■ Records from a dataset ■
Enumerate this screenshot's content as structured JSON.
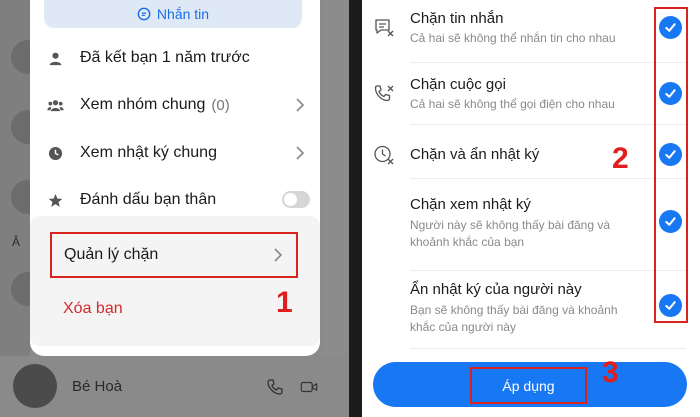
{
  "left": {
    "message_button": "Nhắn tin",
    "menu": [
      {
        "label": "Đã kết bạn 1 năm trước",
        "icon": "person-icon"
      },
      {
        "label": "Xem nhóm chung",
        "count": "(0)",
        "icon": "group-icon"
      },
      {
        "label": "Xem nhật ký chung",
        "icon": "clock-icon"
      },
      {
        "label": "Đánh dấu bạn thân",
        "icon": "star-icon"
      }
    ],
    "block_label": "Quản lý chặn",
    "delete_label": "Xóa bạn",
    "background_letter": "Â",
    "contact_name": "Bé Hoà"
  },
  "annotations": {
    "step1": "1",
    "step2": "2",
    "step3": "3",
    "color": "#d9231f"
  },
  "right": {
    "options": [
      {
        "title": "Chặn tin nhắn",
        "desc": "Cả hai sẽ không thể nhắn tin cho nhau",
        "icon": "message-block-icon",
        "checked": true
      },
      {
        "title": "Chặn cuộc gọi",
        "desc": "Cả hai sẽ không thể gọi điện cho nhau",
        "icon": "phone-block-icon",
        "checked": true
      },
      {
        "title": "Chặn và ẩn nhật ký",
        "desc": "",
        "icon": "clock-block-icon",
        "checked": true
      },
      {
        "title": "Chặn xem nhật ký",
        "desc": "Người này sẽ không thấy bài đăng và khoảnh khắc của bạn",
        "icon": "",
        "checked": true
      },
      {
        "title": "Ẩn nhật ký của người này",
        "desc": "Bạn sẽ không thấy bài đăng và khoảnh khắc của người này",
        "icon": "",
        "checked": true
      }
    ],
    "apply_label": "Áp dụng",
    "accent": "#1877f2"
  }
}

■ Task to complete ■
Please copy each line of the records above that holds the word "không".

■ Answer to the problem ■
        "desc": "Cả hai sẽ không thể nhắn tin cho nhau",
        "desc": "Cả hai sẽ không thể gọi điện cho nhau",
        "desc": "Người này sẽ không thấy bài đăng và khoảnh khắc của bạn",
        "desc": "Bạn sẽ không thấy bài đăng và khoảnh khắc của người này",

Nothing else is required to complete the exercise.